▶ [Exercise objective]: Check every line of the data below for the word "right". Copy the ones that have it.

▶ [Supplied records]:
=====
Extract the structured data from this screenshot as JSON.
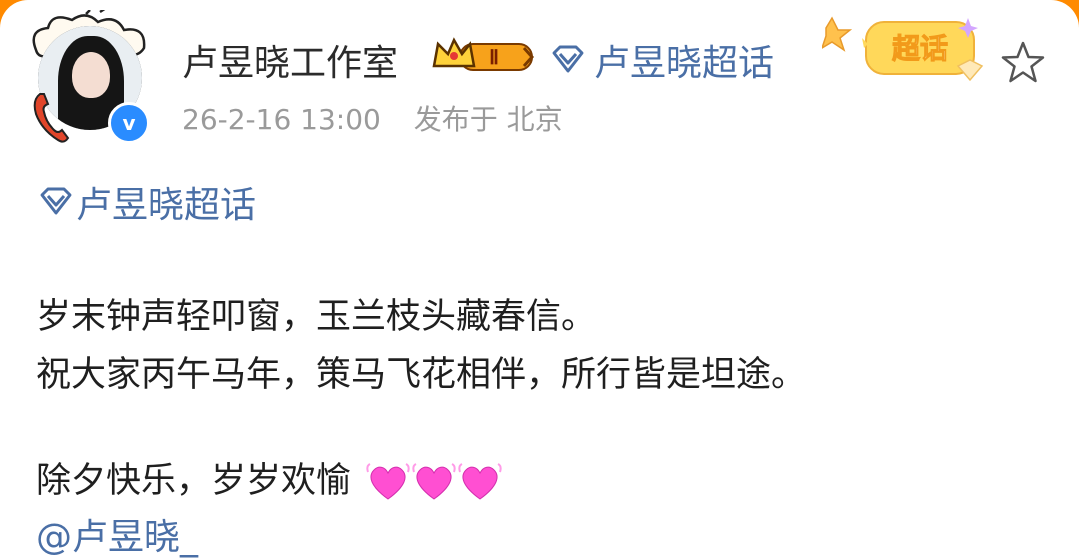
{
  "post": {
    "author": {
      "name": "卢昱晓工作室",
      "level_badge": "Ⅱ",
      "verified_mark": "v"
    },
    "supertopic_header": "卢昱晓超话",
    "timestamp": "26-2-16 13:00",
    "published_from": "发布于 北京",
    "sticker_label": "超话",
    "topic_tag": "卢昱晓超话",
    "lines": [
      "岁末钟声轻叩窗，玉兰枝头藏春信。",
      "祝大家丙午马年，策马飞花相伴，所行皆是坦途。",
      "除夕快乐，岁岁欢愉"
    ],
    "mention": "@卢昱晓_"
  },
  "colors": {
    "link_blue": "#4a6fa6",
    "text_dark": "#1f1f1f",
    "meta_gray": "#9a9a9a",
    "heart_pink": "#ff4fd2",
    "outer_orange": "#ff8a00"
  },
  "icons": [
    "diamond-icon",
    "crown-icon",
    "star-icon",
    "heart-icon"
  ]
}
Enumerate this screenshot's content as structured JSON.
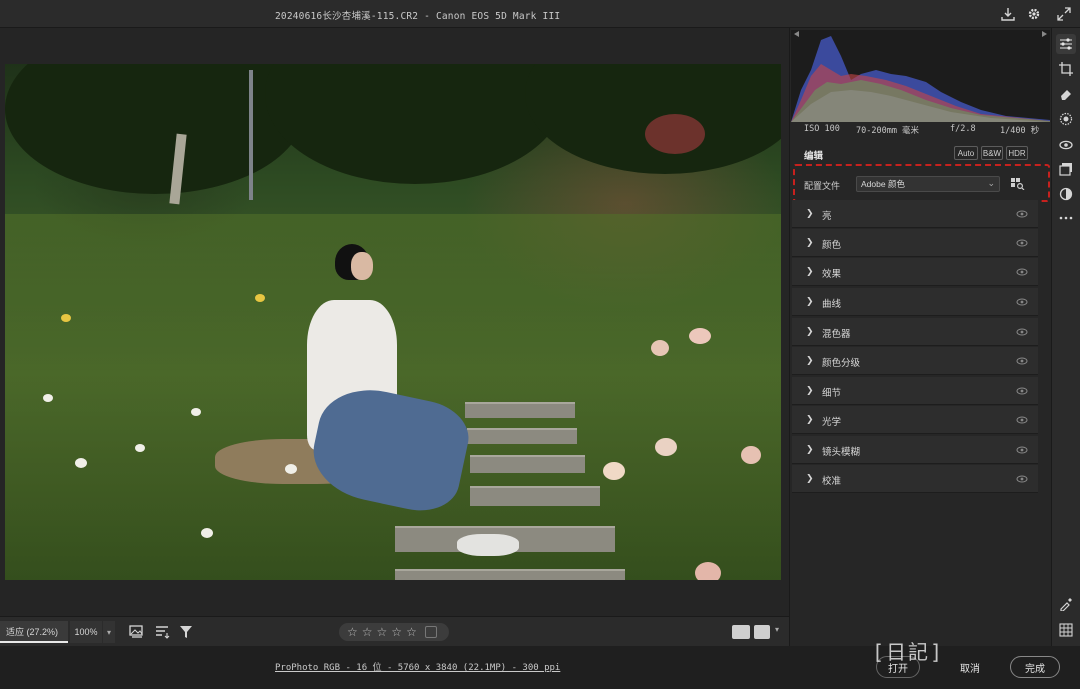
{
  "window": {
    "title": "20240616长沙杏埔溪-115.CR2 -  Canon EOS 5D Mark III"
  },
  "toolbar": {
    "icons": [
      "download-icon",
      "gear-icon",
      "expand-icon"
    ]
  },
  "exif": {
    "iso": "ISO 100",
    "lens": "70-200mm 毫米",
    "aperture": "f/2.8",
    "shutter": "1/400 秒"
  },
  "edit_panel": {
    "title": "编辑",
    "modes": [
      "Auto",
      "B&W",
      "HDR"
    ],
    "profile_label": "配置文件",
    "profile_value": "Adobe 颜色",
    "highlight_color": "#c7211e",
    "sections": [
      "亮",
      "颜色",
      "效果",
      "曲线",
      "混色器",
      "颜色分级",
      "细节",
      "光学",
      "镜头模糊",
      "校准"
    ]
  },
  "bottom_bar": {
    "zoom_fit": "适应 (27.2%)",
    "zoom_100": "100%",
    "rating_stars": 5
  },
  "status": {
    "info": "ProPhoto RGB - 16 位 - 5760 x 3840 (22.1MP) - 300 ppi"
  },
  "actions": {
    "open": "打开",
    "cancel": "取消",
    "done": "完成"
  },
  "watermark": "[日記]"
}
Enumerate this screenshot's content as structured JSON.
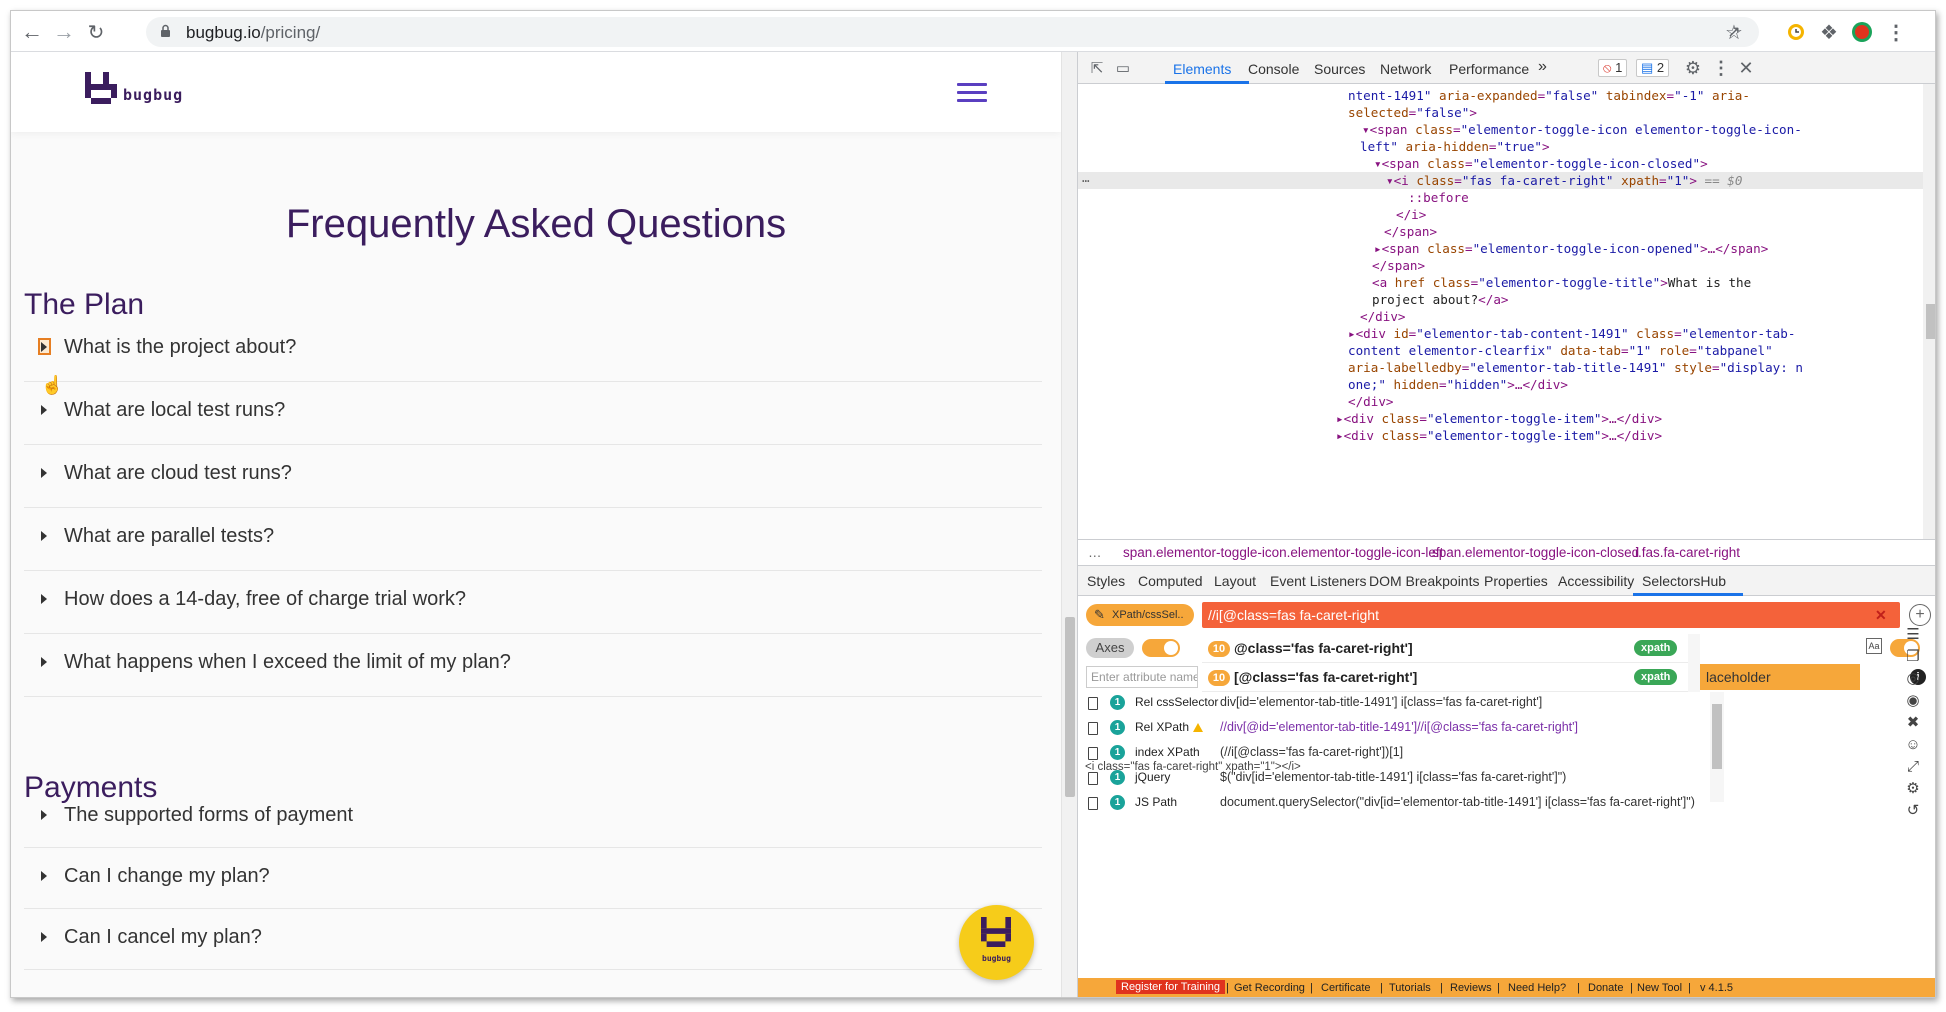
{
  "browser": {
    "url_host": "bugbug.io",
    "url_path": "/pricing/"
  },
  "site": {
    "logo_text": "bugbug",
    "faq_title": "Frequently Asked Questions",
    "section_plan": "The Plan",
    "plan_questions": [
      "What is the project about?",
      "What are local test runs?",
      "What are cloud test runs?",
      "What are parallel tests?",
      "How does a 14-day, free of charge trial work?",
      "What happens when I exceed the limit of my plan?"
    ],
    "section_payments": "Payments",
    "payment_questions": [
      "The supported forms of payment",
      "Can I change my plan?",
      "Can I cancel my plan?"
    ],
    "fab_text": "bugbug"
  },
  "devtools": {
    "tabs": [
      "Elements",
      "Console",
      "Sources",
      "Network",
      "Performance"
    ],
    "errors": "1",
    "messages": "2",
    "breadcrumbs": [
      "span.elementor-toggle-icon.elementor-toggle-icon-left",
      "span.elementor-toggle-icon-closed",
      "i.fas.fa-caret-right"
    ],
    "subtabs": [
      "Styles",
      "Computed",
      "Layout",
      "Event Listeners",
      "DOM Breakpoints",
      "Properties",
      "Accessibility",
      "SelectorsHub"
    ]
  },
  "selectorshub": {
    "mode_label": "XPath/cssSel..",
    "query": "//i[@class=fas fa-caret-right",
    "axes_label": "Axes",
    "attr_placeholder": "Enter attribute name",
    "placeholder_label": "laceholder",
    "suggestions": [
      {
        "count": "10",
        "text": "@class='fas fa-caret-right']",
        "type": "xpath"
      },
      {
        "count": "10",
        "text": "[@class='fas fa-caret-right']",
        "type": "xpath"
      }
    ],
    "results": [
      {
        "count": "1",
        "label": "Rel cssSelector",
        "value": "div[id='elementor-tab-title-1491'] i[class='fas fa-caret-right']"
      },
      {
        "count": "1",
        "label": "Rel XPath",
        "value": "//div[@id='elementor-tab-title-1491']//i[@class='fas fa-caret-right']"
      },
      {
        "count": "1",
        "label": "index XPath",
        "value": "(//i[@class='fas fa-caret-right'])[1]"
      },
      {
        "count": "1",
        "label": "jQuery",
        "value": "$(\"div[id='elementor-tab-title-1491'] i[class='fas fa-caret-right']\")"
      },
      {
        "count": "1",
        "label": "JS Path",
        "value": "document.querySelector(\"div[id='elementor-tab-title-1491'] i[class='fas fa-caret-right']\")"
      }
    ],
    "snippet": "<i class=\"fas fa-caret-right\" xpath=\"1\"></i>",
    "footer": [
      "Register for Training",
      "Get Recording",
      "Certificate",
      "Tutorials",
      "Reviews",
      "Need Help?",
      "Donate",
      "New Tool",
      "v 4.1.5"
    ]
  }
}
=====
▶ [Answer section]:
      "i.fas.fa-caret-right"
    "query": "//i[@class=fas fa-caret-right",
        "text": "@class='fas fa-caret-right']",
        "text": "[@class='fas fa-caret-right']",
        "value": "div[id='elementor-tab-title-1491'] i[class='fas fa-caret-right']"
        "value": "//div[@id='elementor-tab-title-1491']//i[@class='fas fa-caret-right']"
        "value": "(//i[@class='fas fa-caret-right'])[1]"
        "value": "$(\"div[id='elementor-tab-title-1491'] i[class='fas fa-caret-right']\")"
        "value": "document.querySelector(\"div[id='elementor-tab-title-1491'] i[class='fas fa-caret-right']\")"
    "snippet": "<i class=\"fas fa-caret-right\" xpath=\"1\"></i>",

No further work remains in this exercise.